#### What you should do:
Find and copy each line of the listing below that has the word "stamp" in it.
-------------------------
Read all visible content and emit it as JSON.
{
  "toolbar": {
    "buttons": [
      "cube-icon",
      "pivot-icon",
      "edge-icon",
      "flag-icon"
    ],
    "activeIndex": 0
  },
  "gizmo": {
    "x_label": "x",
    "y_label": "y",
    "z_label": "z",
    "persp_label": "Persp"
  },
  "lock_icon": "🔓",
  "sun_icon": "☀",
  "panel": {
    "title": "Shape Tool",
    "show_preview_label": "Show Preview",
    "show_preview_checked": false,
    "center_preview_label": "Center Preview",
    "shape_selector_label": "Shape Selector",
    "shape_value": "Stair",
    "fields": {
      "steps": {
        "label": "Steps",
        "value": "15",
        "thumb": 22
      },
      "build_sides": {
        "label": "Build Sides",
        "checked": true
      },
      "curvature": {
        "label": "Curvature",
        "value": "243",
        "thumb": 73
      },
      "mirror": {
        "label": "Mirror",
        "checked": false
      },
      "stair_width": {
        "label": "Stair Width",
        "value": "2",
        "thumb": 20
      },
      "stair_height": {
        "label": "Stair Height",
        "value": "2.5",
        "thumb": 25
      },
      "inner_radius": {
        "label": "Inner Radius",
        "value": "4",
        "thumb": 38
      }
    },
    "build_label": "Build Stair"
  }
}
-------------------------
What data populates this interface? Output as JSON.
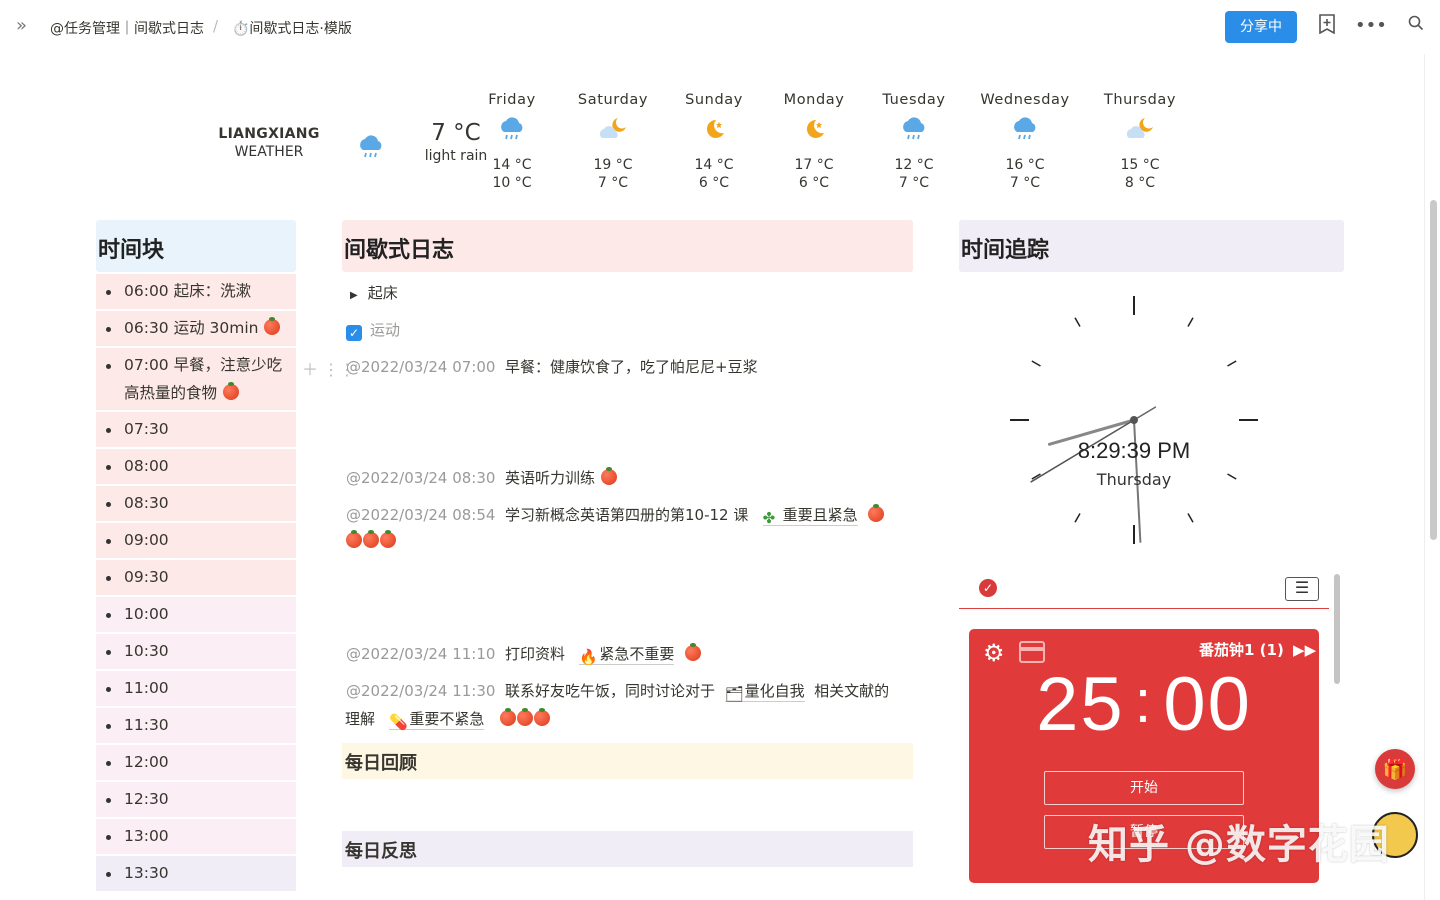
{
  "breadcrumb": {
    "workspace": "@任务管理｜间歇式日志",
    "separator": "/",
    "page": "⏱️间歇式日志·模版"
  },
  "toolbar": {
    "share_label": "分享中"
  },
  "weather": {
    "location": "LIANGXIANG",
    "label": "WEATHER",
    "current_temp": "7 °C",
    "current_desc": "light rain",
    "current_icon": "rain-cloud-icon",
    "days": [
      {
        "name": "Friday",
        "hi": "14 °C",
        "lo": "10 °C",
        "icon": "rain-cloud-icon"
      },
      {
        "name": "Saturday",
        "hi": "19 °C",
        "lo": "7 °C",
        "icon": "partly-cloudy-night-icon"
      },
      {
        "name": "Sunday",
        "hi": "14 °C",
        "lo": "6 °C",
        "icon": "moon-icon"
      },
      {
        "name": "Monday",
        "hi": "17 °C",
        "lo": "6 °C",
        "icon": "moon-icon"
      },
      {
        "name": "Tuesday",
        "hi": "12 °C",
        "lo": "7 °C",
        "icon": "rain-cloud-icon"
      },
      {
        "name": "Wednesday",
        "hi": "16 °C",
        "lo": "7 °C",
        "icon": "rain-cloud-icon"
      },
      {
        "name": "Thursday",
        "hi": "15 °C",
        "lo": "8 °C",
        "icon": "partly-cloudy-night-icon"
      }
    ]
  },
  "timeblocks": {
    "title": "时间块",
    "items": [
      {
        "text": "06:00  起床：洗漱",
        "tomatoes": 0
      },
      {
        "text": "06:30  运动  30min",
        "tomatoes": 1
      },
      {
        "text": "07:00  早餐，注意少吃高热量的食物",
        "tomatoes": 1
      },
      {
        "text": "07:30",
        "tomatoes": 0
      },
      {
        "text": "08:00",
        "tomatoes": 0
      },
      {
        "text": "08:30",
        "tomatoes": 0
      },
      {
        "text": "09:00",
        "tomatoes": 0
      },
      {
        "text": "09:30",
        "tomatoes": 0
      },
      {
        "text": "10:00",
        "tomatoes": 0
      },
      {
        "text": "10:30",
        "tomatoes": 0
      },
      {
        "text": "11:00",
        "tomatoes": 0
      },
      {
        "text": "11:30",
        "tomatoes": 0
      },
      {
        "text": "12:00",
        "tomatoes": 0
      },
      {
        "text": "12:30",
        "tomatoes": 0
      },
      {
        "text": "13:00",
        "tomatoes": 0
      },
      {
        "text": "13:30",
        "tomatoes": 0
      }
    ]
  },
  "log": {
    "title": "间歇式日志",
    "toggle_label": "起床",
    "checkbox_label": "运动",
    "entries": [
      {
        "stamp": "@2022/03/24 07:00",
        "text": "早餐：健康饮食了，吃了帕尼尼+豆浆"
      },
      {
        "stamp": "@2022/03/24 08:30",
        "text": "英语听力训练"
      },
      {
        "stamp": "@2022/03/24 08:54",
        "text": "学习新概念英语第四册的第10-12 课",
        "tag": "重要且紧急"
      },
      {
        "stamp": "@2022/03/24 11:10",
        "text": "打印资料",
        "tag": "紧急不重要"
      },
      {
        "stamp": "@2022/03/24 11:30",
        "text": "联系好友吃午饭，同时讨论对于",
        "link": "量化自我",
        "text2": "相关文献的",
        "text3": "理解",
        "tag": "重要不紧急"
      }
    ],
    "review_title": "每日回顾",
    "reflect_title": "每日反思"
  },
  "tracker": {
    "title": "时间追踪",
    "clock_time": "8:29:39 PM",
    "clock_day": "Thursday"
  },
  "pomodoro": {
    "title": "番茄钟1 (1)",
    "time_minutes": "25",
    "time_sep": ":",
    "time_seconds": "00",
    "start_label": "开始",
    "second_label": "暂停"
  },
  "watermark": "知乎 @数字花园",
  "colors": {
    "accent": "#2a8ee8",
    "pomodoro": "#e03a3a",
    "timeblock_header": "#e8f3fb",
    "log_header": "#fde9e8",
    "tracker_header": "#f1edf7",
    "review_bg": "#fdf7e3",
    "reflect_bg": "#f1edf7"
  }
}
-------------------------
#### Exercise answer:
        "stamp": "@2022/03/24 07:00",
        "stamp": "@2022/03/24 08:30",
        "stamp": "@2022/03/24 08:54",
        "stamp": "@2022/03/24 11:10",
        "stamp": "@2022/03/24 11:30",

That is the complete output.